Finally, back to the land. (It's always back to the land.)
We have spoken much about land speculation. It is worth noting at this stage, coincidentally perhaps, that 'speculation' is the term used in Chandler's history of settlement until he uses the term 'wildest speculation' to describe settlement around Pittsburgh after the coal mines were opened up and substantial improvements projected, around 1785 and later, (page 429), and then the term 'wild land speculation' to describe events in Vermont, 1792 (page 161). So perhaps the speculative fever in land, financed mostly on credit, had been building for some time into 1792. Interesting timing considering the real estate events to follow.
And why would the government sell off the land in this fashion anyway ? Why not just sell off the land to small holders and willing farmers as quickly as possible, to get as many people settled, and farming on the land, as was humanly possible.

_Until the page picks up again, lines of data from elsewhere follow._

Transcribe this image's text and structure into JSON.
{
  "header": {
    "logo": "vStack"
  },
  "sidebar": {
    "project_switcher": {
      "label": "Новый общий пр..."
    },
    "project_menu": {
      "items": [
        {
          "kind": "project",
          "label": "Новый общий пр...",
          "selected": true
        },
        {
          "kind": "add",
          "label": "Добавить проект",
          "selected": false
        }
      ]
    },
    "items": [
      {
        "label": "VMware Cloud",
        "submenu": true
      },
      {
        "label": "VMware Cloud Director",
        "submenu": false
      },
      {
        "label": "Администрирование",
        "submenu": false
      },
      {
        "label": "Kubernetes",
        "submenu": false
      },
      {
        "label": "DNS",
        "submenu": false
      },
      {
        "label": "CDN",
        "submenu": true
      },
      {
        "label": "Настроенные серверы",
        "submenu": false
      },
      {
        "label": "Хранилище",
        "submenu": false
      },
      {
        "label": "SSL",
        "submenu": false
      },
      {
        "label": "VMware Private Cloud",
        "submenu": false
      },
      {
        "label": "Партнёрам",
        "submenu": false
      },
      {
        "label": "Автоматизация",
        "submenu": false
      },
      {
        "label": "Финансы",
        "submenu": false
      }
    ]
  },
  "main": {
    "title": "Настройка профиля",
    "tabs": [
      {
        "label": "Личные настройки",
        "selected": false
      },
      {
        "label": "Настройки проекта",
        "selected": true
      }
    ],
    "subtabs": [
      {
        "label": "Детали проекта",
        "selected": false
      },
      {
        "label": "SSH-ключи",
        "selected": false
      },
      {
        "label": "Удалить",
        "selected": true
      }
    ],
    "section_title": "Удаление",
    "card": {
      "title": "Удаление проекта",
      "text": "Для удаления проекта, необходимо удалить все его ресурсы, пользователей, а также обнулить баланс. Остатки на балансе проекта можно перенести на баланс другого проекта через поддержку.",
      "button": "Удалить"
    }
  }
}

By now you should have worked it out already. Simons says it well and I will quote him again, page 70: "The rapid growth of manufactures was hindered by the unwillingness of men to work for wages, when a whole great continent of untrodden fertile land lay at the western doors of society ready to yield up its bounty to whomever could get upon it and use his labour. Benjamin Franklin had seen this fact and had expressed an opinion that while free land existed, manufacturing would be impossible because no one would work for wages. This land was now in the hands of the national government, and we find this taking steps to limit settlement and thereby create a body of wageworkers."
The value worth claiming first, the land, and then have someone settle on it, was not insubstantial. The land of Maryland being just one example, tripled in price between 1730 and 1760; a good part of it owned by just one family, the Carrolls.
This psychology takes us into the very heart of the business cycle.
Billington, Ray Allen. The Westward Movement in the United States, D Van Nostrand Co. Inc. 1959.
Cowen, David Jack. The Origins and Economic Impact of the First Bank of the United States 1791-1797, Garland Publishing Inc, 2000.
Gordon, John Steele. The Great Game, Simon and Schuster, 2000.
Rothbard, Murray N. A History of Money and Banking in the United States; the Colonial Era to World War II, Ludwig von Mises Institute, 2002.
Sakolski, A. M. The Great American Land Bubble. The Amazing Story of Land-grabbing, Speculations, and Booms from Colonial Days to the Present Time, Harper and Brothers, 1932.
Sheldon, Garrett Ward. The Political Philosophy of Thomas Jefferson, Johns Hopkins University Press, 1991.
Simons, Algie Martin. Social Forces in American History, 1911, available on line at www.ku.edu/ carrie/texts/carrie_books/simons/index.html
Slaughter, Thomas P. The Whiskey Rebellion. Frontier Epilogue to the American Revolution, Oxford University Press, 1986.
Smith, Billy G. Life in Early Philadelphia, 1995.
Sobel, Robert. Panic on Wall Street, A history of America's Financial Disasters, Macmillan, 1968.
Tench Coxe, A View of the United States, 1794.
buyandhold.com - Wall Street History.
Copyright: Phil Anderson 2004